Air within the engine compartment 9 is expelled through air exit ducts 57 mounted on the inside walls 45 of the ducts 43, as shown particularly in FIGS. 2-6. As seen particularly in FIGS. 3 and 4, the exit ducts 57 are in this embodiment about nine inches high and three inches wide (23 cm×8 cm) at their mouths 59, and are vertically centered on the inside walls 45 of the ducts 43. The inside walls 45 of the ducts 43 include rectangular openings 61 into which exit ducts 57 empty. Each exit duct 57 includes a vertical inner wall 63, which curves to meet the inside wall 45 at its rear, and upper and lower horizontal walls 65 which join the inner wall 63 of the exit duct to the inner wall 45 of the radiator ventilating duct 43. Although the exit ducts 57 are entirely open to ambient, they are also in the slip stream of the hot air being forcibly expelled through the exits 46 of the radiator ventilating system 21 and in the slip stream of the truck. Therefore, air is further drawn out of the engine compartment by a venturi effect created by the flow of hot air from the plenum through the exits 46. Forward movement of the truck 2 will also create a slip stream tending to pull hot air from both the exits 46 of the ducts 43 and the exits 57 from the engine compartment 9. In the unlikely circumstance that the engine compartment were to reach an undesirable temperature while the fans 27 are turned off, the fan motors 25 can be turned on to draw air through the ducts 43 and suck air out of the engine compartment 9.

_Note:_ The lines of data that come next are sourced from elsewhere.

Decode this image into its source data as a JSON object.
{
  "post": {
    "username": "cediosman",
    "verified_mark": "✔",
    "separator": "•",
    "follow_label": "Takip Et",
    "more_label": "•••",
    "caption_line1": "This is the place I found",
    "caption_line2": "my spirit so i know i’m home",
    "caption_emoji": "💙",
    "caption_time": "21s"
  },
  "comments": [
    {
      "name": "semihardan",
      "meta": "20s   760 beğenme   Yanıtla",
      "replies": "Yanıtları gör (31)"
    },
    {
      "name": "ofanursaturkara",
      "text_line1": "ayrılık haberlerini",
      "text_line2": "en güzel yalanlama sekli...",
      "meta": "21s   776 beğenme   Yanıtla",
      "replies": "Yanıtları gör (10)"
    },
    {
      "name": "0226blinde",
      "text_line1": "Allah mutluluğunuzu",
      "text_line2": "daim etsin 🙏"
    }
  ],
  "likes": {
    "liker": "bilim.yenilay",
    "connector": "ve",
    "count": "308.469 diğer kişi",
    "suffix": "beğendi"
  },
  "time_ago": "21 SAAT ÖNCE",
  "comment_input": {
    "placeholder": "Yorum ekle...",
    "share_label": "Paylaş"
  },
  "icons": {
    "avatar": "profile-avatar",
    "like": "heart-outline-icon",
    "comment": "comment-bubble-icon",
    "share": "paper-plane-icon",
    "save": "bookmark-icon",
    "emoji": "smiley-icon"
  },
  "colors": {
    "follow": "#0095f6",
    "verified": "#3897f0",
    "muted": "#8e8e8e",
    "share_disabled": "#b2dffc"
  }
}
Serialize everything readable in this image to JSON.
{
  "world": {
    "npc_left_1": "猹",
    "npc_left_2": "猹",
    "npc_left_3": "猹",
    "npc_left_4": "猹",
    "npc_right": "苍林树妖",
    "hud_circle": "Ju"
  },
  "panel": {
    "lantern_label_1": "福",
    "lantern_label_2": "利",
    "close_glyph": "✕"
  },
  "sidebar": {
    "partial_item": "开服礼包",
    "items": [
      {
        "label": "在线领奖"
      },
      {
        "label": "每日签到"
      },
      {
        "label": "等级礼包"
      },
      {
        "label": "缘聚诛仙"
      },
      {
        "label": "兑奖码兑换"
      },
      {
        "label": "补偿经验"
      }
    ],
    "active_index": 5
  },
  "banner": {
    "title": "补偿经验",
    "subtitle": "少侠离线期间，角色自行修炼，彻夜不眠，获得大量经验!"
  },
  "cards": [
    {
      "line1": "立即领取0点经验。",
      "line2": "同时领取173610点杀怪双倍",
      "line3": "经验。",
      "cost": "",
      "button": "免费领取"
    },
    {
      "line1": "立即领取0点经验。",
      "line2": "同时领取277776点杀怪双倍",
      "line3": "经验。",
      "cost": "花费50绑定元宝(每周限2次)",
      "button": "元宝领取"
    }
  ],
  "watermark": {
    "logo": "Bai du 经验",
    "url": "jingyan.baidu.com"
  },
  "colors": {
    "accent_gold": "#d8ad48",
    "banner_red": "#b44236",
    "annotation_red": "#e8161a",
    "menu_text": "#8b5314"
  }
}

As shown in FIGS. 1 and 2, ram air represented by arrows R at the front of the heavy duty truck, is directed entirely through the radiator 7 and into the radiator ventilating system 21, while the engine compartment 9 is cooled by cowl induction air, represented by the arrows C, moving generally from the rear to the front of the engine compartment. Movement of air from back to front of the engine compartment 9 also removes heat from the area of the fire wall 14 and reduces the heat load on the cab 15.

Appropriate guards are preferably provided over all accessible openings. Numerous such guards are well known and may include, for example, thin horizontal vanes.

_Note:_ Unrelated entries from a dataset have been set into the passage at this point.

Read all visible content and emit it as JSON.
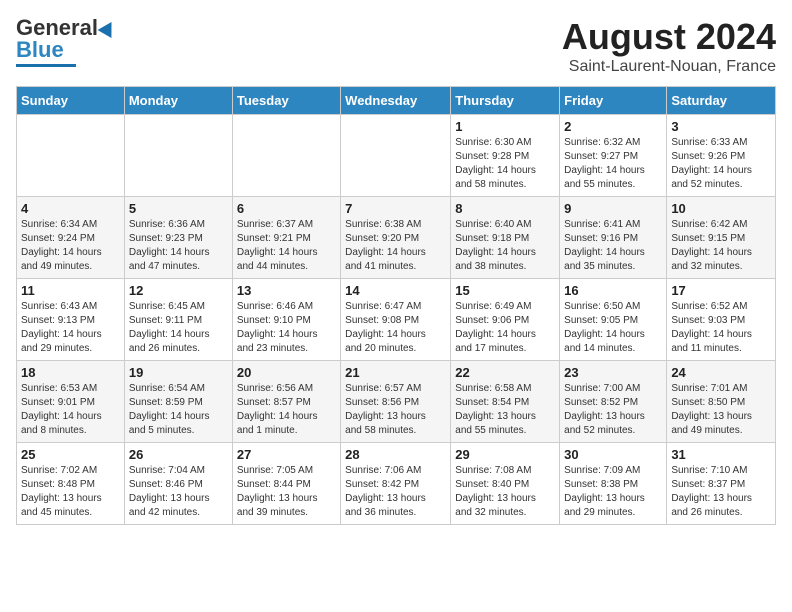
{
  "header": {
    "logo_line1": "General",
    "logo_line2": "Blue",
    "main_title": "August 2024",
    "subtitle": "Saint-Laurent-Nouan, France"
  },
  "days_of_week": [
    "Sunday",
    "Monday",
    "Tuesday",
    "Wednesday",
    "Thursday",
    "Friday",
    "Saturday"
  ],
  "weeks": [
    [
      {
        "num": "",
        "info": ""
      },
      {
        "num": "",
        "info": ""
      },
      {
        "num": "",
        "info": ""
      },
      {
        "num": "",
        "info": ""
      },
      {
        "num": "1",
        "info": "Sunrise: 6:30 AM\nSunset: 9:28 PM\nDaylight: 14 hours\nand 58 minutes."
      },
      {
        "num": "2",
        "info": "Sunrise: 6:32 AM\nSunset: 9:27 PM\nDaylight: 14 hours\nand 55 minutes."
      },
      {
        "num": "3",
        "info": "Sunrise: 6:33 AM\nSunset: 9:26 PM\nDaylight: 14 hours\nand 52 minutes."
      }
    ],
    [
      {
        "num": "4",
        "info": "Sunrise: 6:34 AM\nSunset: 9:24 PM\nDaylight: 14 hours\nand 49 minutes."
      },
      {
        "num": "5",
        "info": "Sunrise: 6:36 AM\nSunset: 9:23 PM\nDaylight: 14 hours\nand 47 minutes."
      },
      {
        "num": "6",
        "info": "Sunrise: 6:37 AM\nSunset: 9:21 PM\nDaylight: 14 hours\nand 44 minutes."
      },
      {
        "num": "7",
        "info": "Sunrise: 6:38 AM\nSunset: 9:20 PM\nDaylight: 14 hours\nand 41 minutes."
      },
      {
        "num": "8",
        "info": "Sunrise: 6:40 AM\nSunset: 9:18 PM\nDaylight: 14 hours\nand 38 minutes."
      },
      {
        "num": "9",
        "info": "Sunrise: 6:41 AM\nSunset: 9:16 PM\nDaylight: 14 hours\nand 35 minutes."
      },
      {
        "num": "10",
        "info": "Sunrise: 6:42 AM\nSunset: 9:15 PM\nDaylight: 14 hours\nand 32 minutes."
      }
    ],
    [
      {
        "num": "11",
        "info": "Sunrise: 6:43 AM\nSunset: 9:13 PM\nDaylight: 14 hours\nand 29 minutes."
      },
      {
        "num": "12",
        "info": "Sunrise: 6:45 AM\nSunset: 9:11 PM\nDaylight: 14 hours\nand 26 minutes."
      },
      {
        "num": "13",
        "info": "Sunrise: 6:46 AM\nSunset: 9:10 PM\nDaylight: 14 hours\nand 23 minutes."
      },
      {
        "num": "14",
        "info": "Sunrise: 6:47 AM\nSunset: 9:08 PM\nDaylight: 14 hours\nand 20 minutes."
      },
      {
        "num": "15",
        "info": "Sunrise: 6:49 AM\nSunset: 9:06 PM\nDaylight: 14 hours\nand 17 minutes."
      },
      {
        "num": "16",
        "info": "Sunrise: 6:50 AM\nSunset: 9:05 PM\nDaylight: 14 hours\nand 14 minutes."
      },
      {
        "num": "17",
        "info": "Sunrise: 6:52 AM\nSunset: 9:03 PM\nDaylight: 14 hours\nand 11 minutes."
      }
    ],
    [
      {
        "num": "18",
        "info": "Sunrise: 6:53 AM\nSunset: 9:01 PM\nDaylight: 14 hours\nand 8 minutes."
      },
      {
        "num": "19",
        "info": "Sunrise: 6:54 AM\nSunset: 8:59 PM\nDaylight: 14 hours\nand 5 minutes."
      },
      {
        "num": "20",
        "info": "Sunrise: 6:56 AM\nSunset: 8:57 PM\nDaylight: 14 hours\nand 1 minute."
      },
      {
        "num": "21",
        "info": "Sunrise: 6:57 AM\nSunset: 8:56 PM\nDaylight: 13 hours\nand 58 minutes."
      },
      {
        "num": "22",
        "info": "Sunrise: 6:58 AM\nSunset: 8:54 PM\nDaylight: 13 hours\nand 55 minutes."
      },
      {
        "num": "23",
        "info": "Sunrise: 7:00 AM\nSunset: 8:52 PM\nDaylight: 13 hours\nand 52 minutes."
      },
      {
        "num": "24",
        "info": "Sunrise: 7:01 AM\nSunset: 8:50 PM\nDaylight: 13 hours\nand 49 minutes."
      }
    ],
    [
      {
        "num": "25",
        "info": "Sunrise: 7:02 AM\nSunset: 8:48 PM\nDaylight: 13 hours\nand 45 minutes."
      },
      {
        "num": "26",
        "info": "Sunrise: 7:04 AM\nSunset: 8:46 PM\nDaylight: 13 hours\nand 42 minutes."
      },
      {
        "num": "27",
        "info": "Sunrise: 7:05 AM\nSunset: 8:44 PM\nDaylight: 13 hours\nand 39 minutes."
      },
      {
        "num": "28",
        "info": "Sunrise: 7:06 AM\nSunset: 8:42 PM\nDaylight: 13 hours\nand 36 minutes."
      },
      {
        "num": "29",
        "info": "Sunrise: 7:08 AM\nSunset: 8:40 PM\nDaylight: 13 hours\nand 32 minutes."
      },
      {
        "num": "30",
        "info": "Sunrise: 7:09 AM\nSunset: 8:38 PM\nDaylight: 13 hours\nand 29 minutes."
      },
      {
        "num": "31",
        "info": "Sunrise: 7:10 AM\nSunset: 8:37 PM\nDaylight: 13 hours\nand 26 minutes."
      }
    ]
  ]
}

Numerous variations in the vehicle under-hood temperature control system of the invention, within the scope of the appended claims, will occur to those skilled in the art in light of the foregoing disclosure. Merely by way of example, other closed systems for cooling the radiator may be provided. As previously noted, the configuration and size of the exhaust ducts will of course be varied somewhat to accommodate the geometries and engine compartments of different trucks, as exemplified in FIG. 8. The engine compartment cooling system may include other air inlets in the top or sides of the engine compartment, including induction air systems and ram air inlets. Preferably, the air inlets are spaced away from the front of the truck. Ram air inlets in general are not presently preferred except for use in a cab-over design. The engine compartment cooling system may include other exhaust ports and may include powered fans of various sorts if desired. For example, powered fans could be provided at the outlets of the engine compartment ventilating system. Many temperature-controlled systems are known or easily adapted for controlling the operation of the fans, or for moving baffles and the like. In the illustrative embodiment, other motors, including for example variable speed motors and, less desirably, hydraulic motors may be used to operate the squirrel cage fans; the size and number of fans may be altered as required for an application; and the shapes, numbers and sizes of the blades of the squirrel cage fan may be changed to suit the requirements of particular applications. Electric fan motors may be driven from different voltages, illustratively 12V to 42V. The bottom of the engine compartment may be enclosed for aerodynamic or internal air flow purposes. These variations are merely illustrative.

As various changes could be made in the above constructions without departing from the scope of the invention, it is intended that all matter contained in the above description or shown in the accompanying drawings shall be interpreted as illustrative and not in a limiting sense.

All patents and patent applications mentioned herein are hereby incorporated by reference.